The North Korean state-sponsored group, Lazarus Group, leveraged a rootkit in two attacks that abused a known vulnerability in a Dell driver in order to disable various Windows monitoring features.
Researchers observed the attackers targeting two victims last year, including a political journalist at a media outlet in Belgium and an employee at an aerospace company in the Netherlands. Both targets received malicious attachments purporting to be Amazon-themed job offers (one sent via LinkedIn messaging and the other sent via email) that, once opened, started the chain of attack. The most noteworthy aspect of the attack chain was a rootkit (called FudModule.dll) that targeted a Dell vulnerability (CVE-2021-21551), which was previously fixed by Dell in May 2021 and impacts the DBUtil firmware update driver module that comes pre-installed on most Dell machines running Windows. If exploited, the flaw allows attackers to read and write kernel memory.
“This is the first ever recorded abuse of this vulnerability in the wild,” said Peter Kálnai, senior malware researcher with ESET, in an analysis last week. “The attackers then used their kernel memory write access to disable seven mechanisms the Windows operating system offers to monitor its actions, like registry, file system, process creation, event tracing etc., basically blinding security solutions in a very generic and robust way.”
After victims opened these malicious documents, several malicious tools were deployed within hours, over a sequence of stages that marks a typical trait for the Lazarus Group. One of these tools was an HTTP(S) backdoor, with similarities to Lazarus Group’s previously identified BlindingCan RAT. This backdoor has several capabilities, including the ability to send system information back to the command-and-control (C2), download files, terminate processes and files, take screenshots and more. Attackers also used a dropper, which is a trojanized GOnpp plug-in for Notepad++, an intermediate loader, used to load and execute additional payloads in memory, as well as an HTTP(S) downloader and uploader responsible for data exfiltration.

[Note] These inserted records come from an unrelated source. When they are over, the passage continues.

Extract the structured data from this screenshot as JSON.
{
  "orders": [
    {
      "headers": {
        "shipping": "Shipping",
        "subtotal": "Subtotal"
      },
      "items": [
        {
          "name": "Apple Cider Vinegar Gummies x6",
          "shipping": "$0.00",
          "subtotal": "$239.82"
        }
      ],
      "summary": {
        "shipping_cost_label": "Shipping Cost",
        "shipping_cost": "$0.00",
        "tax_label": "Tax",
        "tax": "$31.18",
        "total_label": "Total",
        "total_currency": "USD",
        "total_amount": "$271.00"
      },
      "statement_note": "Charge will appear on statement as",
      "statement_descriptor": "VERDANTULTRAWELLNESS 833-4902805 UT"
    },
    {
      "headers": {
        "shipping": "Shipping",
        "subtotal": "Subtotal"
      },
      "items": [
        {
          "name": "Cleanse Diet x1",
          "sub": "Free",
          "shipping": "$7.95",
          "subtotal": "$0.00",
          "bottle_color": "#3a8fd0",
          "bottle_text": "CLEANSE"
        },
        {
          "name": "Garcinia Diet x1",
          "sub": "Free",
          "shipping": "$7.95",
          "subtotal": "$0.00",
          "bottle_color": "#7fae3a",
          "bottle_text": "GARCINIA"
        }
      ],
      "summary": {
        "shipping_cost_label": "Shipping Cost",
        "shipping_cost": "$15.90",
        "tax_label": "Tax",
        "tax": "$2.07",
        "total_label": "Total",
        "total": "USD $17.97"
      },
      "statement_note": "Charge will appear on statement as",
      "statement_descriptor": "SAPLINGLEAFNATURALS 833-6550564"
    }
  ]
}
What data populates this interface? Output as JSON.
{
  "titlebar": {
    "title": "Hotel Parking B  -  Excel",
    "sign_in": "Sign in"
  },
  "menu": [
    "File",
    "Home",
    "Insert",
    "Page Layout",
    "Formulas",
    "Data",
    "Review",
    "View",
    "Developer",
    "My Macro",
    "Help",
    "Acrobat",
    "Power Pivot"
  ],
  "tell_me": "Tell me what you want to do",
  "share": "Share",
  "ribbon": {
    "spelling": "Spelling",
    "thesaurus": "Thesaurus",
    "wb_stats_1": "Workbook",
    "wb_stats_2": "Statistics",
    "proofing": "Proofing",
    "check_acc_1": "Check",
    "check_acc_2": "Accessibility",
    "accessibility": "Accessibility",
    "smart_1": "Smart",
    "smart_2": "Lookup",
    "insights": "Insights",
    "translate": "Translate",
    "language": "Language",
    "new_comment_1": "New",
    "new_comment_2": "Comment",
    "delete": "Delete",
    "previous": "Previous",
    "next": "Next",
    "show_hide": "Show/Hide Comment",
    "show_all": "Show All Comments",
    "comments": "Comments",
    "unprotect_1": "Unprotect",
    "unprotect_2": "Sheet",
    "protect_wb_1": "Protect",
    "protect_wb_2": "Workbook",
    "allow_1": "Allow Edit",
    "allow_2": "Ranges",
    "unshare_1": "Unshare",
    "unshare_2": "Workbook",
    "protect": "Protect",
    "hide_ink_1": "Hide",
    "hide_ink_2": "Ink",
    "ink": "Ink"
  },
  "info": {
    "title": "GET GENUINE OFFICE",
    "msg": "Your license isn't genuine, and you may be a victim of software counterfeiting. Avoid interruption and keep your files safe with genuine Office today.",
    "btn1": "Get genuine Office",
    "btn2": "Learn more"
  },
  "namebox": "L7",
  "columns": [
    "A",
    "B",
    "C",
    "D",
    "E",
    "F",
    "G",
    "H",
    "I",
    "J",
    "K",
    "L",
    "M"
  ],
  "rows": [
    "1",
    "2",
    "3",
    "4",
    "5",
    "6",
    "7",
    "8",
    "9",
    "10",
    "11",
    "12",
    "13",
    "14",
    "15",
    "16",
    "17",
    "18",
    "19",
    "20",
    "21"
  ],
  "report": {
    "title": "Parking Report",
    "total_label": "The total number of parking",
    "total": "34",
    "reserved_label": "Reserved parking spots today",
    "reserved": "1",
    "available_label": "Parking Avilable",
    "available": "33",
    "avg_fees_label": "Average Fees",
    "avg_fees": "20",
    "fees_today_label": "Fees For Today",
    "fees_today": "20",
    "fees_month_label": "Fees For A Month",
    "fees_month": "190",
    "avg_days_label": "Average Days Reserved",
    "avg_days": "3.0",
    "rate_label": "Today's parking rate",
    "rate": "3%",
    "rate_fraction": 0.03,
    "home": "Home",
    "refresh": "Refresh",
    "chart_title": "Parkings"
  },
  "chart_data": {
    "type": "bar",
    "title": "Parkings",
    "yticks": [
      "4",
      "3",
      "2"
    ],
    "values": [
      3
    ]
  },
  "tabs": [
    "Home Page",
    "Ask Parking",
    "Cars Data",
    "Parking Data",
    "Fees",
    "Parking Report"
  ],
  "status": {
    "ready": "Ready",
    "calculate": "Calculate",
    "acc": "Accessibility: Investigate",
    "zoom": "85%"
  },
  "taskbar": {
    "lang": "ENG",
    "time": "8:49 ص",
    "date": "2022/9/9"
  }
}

Researchers attributed the attack to the Lazarus Group with a “high level of confidence,” due to several factors, including the HTTP(S) backdoor’s similarities to Lazarus Group's BlindingCan backdoor, the use of a code-signing certificate for signing one of the droppers that was previously used by the group, and more.
The Lazarus Group has been highly active over the past year and leveraged a number of initial access vectors and targets, with Microsoft recently highlighting the activity of a Lazarus affiliate called Zinc that was posing as job recruiters on LinkedIn with the goal of delivering a trojanized versions of legitimate open source applications. Earlier in September, researchers with Cisco Talos also noted that the state-sponsored actor was compromising VMware Horizon servers by exploiting the Log4j flaw in order to target energy companies in the U.S., Canada and Japan. ESET researchers said that the complexity of this specific attack provides further indication that Lazarus consists of a large team that is ”systematically organized and well prepared.”
“From the defenders’ point of view, it seems easier to limit the possibilities of initial access than to block the robust toolset that would be installed after determined attackers gain a foothold in the system,” said Kálnai. “As in many cases in the past, an employee falling prey to the attackers’ lure was the initial point of failure here. In sensitive networks, companies should insist that employees not pursue their personal agendas, like job hunting, on devices belonging to their company’s infrastructure.”